A Structured Approach to Rapid Process Development and Control
Illustrates the use various quality tools including a cause and effect diagram and QFD (house of quality). "By adhering to the road map described here, process development teams will be able to focus their energy and efforts on doing it right the first time, thereby delivering fully developed and optimized processes more quickly."
A Call for Continued Open Standards and Net Neutrality
by Tim Berners-Lee. "The primary design principle underlying the Webâ€™s usefulness and growth is universality. When you make a link, you can link to anything. That means people must be able to put anything on the Web, no matter what computer they have, software they use or human language they speak and regardless of whether they have a wired or wireless Internet connection. The Web should be usable by people with disabilities. It must work with any form of information, be it a document or a point of data, and information of any qualityâ€”from a silly tweet to a scholarly paper. And it should be accessible from any kind of hardware that can connect to the Internet: stationary or mobile, small screen or large."
Approaching a Minimum Viable Product
"The purpose of the MVP is to answer your most pressing question, to validate your most pressing business assumption.

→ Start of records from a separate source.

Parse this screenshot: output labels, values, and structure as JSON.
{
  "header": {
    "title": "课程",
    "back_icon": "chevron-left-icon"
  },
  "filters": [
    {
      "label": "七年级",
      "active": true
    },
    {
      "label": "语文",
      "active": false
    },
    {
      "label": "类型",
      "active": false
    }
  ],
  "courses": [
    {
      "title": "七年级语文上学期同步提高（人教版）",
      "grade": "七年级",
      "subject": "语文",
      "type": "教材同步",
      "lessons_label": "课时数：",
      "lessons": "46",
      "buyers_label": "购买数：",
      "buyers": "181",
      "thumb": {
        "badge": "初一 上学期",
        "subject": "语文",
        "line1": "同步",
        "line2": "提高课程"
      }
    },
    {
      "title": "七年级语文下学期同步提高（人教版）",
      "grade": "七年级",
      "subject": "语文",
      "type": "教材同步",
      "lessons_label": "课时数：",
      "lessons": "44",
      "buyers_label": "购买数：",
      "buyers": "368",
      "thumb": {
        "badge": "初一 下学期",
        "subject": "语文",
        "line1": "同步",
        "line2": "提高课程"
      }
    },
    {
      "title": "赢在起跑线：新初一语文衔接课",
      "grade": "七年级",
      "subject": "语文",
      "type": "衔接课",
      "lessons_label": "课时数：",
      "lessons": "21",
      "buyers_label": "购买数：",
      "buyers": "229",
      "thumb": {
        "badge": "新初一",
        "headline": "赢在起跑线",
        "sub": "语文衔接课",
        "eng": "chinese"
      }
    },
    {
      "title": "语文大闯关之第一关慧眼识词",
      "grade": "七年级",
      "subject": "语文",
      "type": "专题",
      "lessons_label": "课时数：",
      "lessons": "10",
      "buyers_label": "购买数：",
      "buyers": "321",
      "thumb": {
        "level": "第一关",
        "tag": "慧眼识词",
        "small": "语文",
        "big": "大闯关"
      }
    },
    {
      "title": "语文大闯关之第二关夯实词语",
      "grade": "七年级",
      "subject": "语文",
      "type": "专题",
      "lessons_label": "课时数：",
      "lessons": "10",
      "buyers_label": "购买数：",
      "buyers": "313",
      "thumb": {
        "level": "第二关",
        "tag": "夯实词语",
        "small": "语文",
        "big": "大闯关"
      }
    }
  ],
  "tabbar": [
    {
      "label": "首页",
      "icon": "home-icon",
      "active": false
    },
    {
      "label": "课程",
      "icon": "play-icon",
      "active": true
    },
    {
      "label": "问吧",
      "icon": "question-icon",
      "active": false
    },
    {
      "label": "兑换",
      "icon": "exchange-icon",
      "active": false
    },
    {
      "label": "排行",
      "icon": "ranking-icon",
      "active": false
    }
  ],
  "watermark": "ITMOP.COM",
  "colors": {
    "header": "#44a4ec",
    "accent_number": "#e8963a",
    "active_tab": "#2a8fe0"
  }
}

To create an MVP work backwards from your question, not forwards from a feature list. Invest as little as possible to answer the question because after this there will be another question and another and you'll need enough money to answer them all."
How An Aeron Chair Gets Built Every 17 Seconds
"At Herman Miller, they average 1,200 'plan-do-check acts'--that is, little proposed changes to the assembly process--ever year.
A decade ago, an Aeron took more than 600 seconds in total to build. Today, itâ€™s about 340. Meanwhile, safety metrics have improved by a factor of 6. Quality metrics have improved by a factor of 10. A single Aeron takes one fifth of the labor to make that it once did. The actual factory itself is 10 times smaller.
Today, Herman Miller is doing far more with the same labor force that was once producing a sum total of five different office chairs. Today, they produce 17, using roughly the same number of people. And all the while, lead times have shrunk from two months to as little as 10 days."
Management Web Sites and Resources
Signal vs. Noise
Blog on design, business, experience, simplicity, the web, culture and software development.